### TASK TO CARRY OUT
Using the listing below, count every line that contains the word "dagen"; respond with the count alone.

### SUPPLIED DATA

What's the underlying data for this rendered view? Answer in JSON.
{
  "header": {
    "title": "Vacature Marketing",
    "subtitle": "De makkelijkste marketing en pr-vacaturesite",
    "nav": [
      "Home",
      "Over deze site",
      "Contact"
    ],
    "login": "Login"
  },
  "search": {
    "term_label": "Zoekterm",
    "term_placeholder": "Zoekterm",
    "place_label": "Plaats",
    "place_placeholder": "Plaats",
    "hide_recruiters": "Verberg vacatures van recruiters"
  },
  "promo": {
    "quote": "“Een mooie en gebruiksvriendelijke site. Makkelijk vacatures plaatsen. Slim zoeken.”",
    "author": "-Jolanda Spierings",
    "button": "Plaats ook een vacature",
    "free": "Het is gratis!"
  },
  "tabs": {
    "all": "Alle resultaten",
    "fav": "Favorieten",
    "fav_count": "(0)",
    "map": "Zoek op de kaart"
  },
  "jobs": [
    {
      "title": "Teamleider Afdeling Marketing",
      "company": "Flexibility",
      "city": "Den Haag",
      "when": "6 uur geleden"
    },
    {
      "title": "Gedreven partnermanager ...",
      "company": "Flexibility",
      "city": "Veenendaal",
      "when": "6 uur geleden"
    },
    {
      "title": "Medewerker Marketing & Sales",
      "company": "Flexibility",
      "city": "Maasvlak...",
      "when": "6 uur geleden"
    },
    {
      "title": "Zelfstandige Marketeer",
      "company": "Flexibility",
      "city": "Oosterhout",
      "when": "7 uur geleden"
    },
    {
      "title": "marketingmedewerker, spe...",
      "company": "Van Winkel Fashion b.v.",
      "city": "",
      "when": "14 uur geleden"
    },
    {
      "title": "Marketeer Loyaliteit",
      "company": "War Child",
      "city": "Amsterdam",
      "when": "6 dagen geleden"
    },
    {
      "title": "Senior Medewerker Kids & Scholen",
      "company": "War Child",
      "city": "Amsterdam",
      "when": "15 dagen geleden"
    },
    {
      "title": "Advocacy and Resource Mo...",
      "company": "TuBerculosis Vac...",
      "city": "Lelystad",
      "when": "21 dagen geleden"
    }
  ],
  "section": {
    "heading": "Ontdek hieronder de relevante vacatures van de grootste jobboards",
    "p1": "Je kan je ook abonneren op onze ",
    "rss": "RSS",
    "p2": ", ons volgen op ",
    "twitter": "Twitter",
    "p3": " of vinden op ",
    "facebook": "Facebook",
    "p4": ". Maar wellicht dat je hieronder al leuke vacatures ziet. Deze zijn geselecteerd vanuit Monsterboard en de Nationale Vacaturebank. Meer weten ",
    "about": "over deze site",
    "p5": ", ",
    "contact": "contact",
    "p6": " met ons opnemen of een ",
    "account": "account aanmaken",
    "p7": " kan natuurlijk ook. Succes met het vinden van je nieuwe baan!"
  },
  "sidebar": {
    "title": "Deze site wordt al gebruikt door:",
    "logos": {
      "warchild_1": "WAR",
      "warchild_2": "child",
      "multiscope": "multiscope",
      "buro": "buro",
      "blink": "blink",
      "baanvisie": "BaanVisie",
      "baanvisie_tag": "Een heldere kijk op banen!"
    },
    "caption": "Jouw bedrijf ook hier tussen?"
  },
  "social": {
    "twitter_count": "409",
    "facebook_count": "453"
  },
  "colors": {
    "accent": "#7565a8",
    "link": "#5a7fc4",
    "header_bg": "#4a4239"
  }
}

### ANSWER BOX
3